:: AIM OF THE TASK ::
For the string "JSON", state the number of lines in the data that contain it, and nothing else.

:: PROVIDED ENTRIES ::
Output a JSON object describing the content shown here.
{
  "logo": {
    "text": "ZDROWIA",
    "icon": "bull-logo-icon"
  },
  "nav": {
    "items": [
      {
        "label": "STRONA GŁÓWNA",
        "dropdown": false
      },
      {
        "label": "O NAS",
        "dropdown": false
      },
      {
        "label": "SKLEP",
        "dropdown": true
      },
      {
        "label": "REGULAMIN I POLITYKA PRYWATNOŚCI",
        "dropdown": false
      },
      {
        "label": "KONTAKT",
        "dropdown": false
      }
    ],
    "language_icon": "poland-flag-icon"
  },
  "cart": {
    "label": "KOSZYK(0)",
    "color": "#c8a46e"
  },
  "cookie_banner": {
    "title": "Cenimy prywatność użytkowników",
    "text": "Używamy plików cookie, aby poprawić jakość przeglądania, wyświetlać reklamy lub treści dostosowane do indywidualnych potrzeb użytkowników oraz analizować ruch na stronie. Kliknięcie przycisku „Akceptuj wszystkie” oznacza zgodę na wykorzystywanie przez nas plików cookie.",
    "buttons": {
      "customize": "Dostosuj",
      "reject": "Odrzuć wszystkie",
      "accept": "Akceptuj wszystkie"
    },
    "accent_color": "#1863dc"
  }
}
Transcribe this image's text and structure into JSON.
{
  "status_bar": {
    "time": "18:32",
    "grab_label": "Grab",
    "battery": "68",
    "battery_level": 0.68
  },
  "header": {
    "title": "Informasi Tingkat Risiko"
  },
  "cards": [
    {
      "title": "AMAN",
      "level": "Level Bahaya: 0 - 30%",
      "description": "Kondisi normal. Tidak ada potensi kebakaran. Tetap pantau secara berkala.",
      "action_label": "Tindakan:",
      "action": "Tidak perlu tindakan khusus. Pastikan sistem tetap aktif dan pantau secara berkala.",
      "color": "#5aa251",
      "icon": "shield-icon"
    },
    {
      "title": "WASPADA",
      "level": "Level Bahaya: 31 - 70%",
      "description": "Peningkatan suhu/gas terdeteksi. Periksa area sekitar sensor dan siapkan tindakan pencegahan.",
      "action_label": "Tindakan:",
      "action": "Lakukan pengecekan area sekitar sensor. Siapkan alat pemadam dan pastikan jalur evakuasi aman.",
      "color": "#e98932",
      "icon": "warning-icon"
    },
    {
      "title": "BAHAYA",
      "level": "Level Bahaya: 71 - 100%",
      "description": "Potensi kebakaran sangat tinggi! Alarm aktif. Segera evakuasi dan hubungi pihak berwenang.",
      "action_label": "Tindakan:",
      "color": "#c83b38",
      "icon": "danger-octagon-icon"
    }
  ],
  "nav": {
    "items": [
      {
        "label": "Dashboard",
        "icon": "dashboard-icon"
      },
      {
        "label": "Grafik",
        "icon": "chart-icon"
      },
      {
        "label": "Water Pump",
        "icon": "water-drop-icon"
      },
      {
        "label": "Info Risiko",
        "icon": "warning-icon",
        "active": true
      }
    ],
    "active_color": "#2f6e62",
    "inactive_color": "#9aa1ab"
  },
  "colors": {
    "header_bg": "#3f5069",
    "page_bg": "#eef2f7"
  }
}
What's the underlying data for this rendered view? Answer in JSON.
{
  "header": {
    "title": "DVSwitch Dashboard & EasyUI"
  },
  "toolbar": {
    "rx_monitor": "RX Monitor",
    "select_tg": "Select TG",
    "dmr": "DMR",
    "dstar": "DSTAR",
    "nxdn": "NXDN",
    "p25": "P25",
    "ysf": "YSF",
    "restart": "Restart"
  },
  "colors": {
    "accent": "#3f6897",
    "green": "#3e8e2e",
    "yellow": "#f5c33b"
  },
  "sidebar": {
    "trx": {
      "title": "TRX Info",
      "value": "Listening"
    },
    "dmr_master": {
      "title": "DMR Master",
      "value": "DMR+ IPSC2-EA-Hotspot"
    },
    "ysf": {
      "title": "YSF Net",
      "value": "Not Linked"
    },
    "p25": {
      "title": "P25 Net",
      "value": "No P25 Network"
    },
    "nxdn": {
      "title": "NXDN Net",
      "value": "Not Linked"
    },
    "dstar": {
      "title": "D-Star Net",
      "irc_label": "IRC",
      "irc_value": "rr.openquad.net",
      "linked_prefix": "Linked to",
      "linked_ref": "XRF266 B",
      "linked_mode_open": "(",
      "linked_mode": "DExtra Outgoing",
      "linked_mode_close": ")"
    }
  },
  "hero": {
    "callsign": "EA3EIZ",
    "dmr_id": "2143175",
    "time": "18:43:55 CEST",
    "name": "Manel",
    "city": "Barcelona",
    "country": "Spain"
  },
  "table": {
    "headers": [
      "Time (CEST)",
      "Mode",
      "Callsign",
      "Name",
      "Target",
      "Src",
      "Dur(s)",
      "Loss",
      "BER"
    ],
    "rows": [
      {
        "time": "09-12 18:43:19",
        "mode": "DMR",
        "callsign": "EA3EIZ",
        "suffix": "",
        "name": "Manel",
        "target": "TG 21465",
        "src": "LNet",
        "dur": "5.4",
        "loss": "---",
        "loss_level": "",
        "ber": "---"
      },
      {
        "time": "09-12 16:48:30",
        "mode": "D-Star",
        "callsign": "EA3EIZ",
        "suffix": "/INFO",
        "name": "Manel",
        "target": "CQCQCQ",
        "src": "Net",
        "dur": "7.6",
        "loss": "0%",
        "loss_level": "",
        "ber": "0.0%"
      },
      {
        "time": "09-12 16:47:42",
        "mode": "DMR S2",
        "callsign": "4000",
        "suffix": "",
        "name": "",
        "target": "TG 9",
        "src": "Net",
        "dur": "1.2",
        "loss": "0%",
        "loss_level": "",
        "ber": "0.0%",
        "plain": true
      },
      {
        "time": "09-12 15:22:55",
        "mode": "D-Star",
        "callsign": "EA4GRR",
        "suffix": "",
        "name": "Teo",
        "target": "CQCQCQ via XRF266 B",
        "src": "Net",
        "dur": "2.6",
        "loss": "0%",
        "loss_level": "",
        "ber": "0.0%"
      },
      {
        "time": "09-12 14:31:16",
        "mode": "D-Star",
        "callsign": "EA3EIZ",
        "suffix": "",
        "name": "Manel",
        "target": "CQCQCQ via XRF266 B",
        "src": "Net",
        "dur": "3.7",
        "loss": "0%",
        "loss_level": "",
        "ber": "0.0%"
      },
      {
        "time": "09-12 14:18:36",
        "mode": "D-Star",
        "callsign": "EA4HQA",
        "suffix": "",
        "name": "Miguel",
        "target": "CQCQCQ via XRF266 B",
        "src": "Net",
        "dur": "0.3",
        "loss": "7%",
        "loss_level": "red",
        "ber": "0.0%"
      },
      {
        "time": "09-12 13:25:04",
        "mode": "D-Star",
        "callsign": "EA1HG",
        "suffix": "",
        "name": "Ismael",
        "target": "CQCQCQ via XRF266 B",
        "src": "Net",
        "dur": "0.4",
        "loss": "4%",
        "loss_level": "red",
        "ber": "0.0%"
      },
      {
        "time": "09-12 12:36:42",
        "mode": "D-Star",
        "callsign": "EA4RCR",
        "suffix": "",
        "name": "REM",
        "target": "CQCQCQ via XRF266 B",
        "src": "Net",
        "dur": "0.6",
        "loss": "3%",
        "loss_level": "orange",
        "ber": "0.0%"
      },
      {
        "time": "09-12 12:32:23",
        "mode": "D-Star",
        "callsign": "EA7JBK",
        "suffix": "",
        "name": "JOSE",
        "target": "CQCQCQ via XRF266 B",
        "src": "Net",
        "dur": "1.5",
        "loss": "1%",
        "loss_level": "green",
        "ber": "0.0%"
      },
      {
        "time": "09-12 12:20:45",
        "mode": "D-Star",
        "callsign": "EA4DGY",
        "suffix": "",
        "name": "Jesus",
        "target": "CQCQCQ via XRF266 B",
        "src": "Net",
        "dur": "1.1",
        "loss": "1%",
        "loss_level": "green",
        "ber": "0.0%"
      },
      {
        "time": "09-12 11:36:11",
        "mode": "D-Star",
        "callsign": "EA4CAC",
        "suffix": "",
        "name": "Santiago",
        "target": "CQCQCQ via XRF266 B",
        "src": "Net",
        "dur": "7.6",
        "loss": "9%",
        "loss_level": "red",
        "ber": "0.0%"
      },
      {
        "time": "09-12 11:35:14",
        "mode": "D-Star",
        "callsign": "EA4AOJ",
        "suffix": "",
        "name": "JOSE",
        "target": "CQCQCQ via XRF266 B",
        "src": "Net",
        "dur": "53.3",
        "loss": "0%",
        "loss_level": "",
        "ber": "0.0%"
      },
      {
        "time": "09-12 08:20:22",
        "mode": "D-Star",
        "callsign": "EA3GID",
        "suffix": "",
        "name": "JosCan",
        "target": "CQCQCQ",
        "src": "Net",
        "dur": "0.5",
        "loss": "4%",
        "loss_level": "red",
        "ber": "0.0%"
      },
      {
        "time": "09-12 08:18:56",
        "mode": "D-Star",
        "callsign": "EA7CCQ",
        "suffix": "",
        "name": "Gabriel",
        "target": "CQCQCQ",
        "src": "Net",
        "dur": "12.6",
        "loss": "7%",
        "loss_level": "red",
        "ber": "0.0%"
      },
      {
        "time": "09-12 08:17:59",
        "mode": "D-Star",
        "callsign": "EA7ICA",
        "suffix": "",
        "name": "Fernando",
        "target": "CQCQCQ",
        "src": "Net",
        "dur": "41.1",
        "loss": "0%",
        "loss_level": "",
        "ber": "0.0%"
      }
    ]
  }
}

:: EXERCISE SOLUTION ::
3